* _TASK BRIEF_:
Say how many lines in the records contain the string "Orange". Nothing but the number should be given.
┏━━
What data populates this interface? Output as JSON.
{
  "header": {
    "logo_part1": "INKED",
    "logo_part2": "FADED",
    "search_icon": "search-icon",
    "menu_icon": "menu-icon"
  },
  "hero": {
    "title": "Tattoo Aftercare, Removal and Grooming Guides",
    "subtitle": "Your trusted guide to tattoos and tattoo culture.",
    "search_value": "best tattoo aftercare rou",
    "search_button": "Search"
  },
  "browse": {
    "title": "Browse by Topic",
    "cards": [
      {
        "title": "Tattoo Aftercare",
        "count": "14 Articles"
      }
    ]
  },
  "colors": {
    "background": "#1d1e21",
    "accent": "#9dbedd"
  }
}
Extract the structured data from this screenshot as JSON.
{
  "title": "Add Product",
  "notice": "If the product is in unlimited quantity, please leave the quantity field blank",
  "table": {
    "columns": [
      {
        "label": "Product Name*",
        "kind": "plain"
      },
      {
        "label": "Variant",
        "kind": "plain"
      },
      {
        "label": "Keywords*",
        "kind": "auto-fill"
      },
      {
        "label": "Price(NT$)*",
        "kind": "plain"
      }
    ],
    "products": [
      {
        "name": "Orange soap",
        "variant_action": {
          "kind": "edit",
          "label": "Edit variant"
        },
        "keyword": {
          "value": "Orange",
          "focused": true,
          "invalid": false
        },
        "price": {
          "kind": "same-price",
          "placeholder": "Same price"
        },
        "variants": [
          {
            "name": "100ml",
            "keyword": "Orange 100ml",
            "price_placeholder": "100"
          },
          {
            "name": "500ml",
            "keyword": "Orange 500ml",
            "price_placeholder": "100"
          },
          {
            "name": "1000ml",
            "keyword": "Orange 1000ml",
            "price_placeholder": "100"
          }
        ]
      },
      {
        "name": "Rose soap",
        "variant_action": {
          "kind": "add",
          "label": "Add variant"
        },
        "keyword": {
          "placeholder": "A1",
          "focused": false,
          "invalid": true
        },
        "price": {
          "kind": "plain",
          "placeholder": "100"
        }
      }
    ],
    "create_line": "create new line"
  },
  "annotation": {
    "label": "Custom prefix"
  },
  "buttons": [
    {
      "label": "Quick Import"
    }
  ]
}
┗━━
* _TASK ANSWER_:
5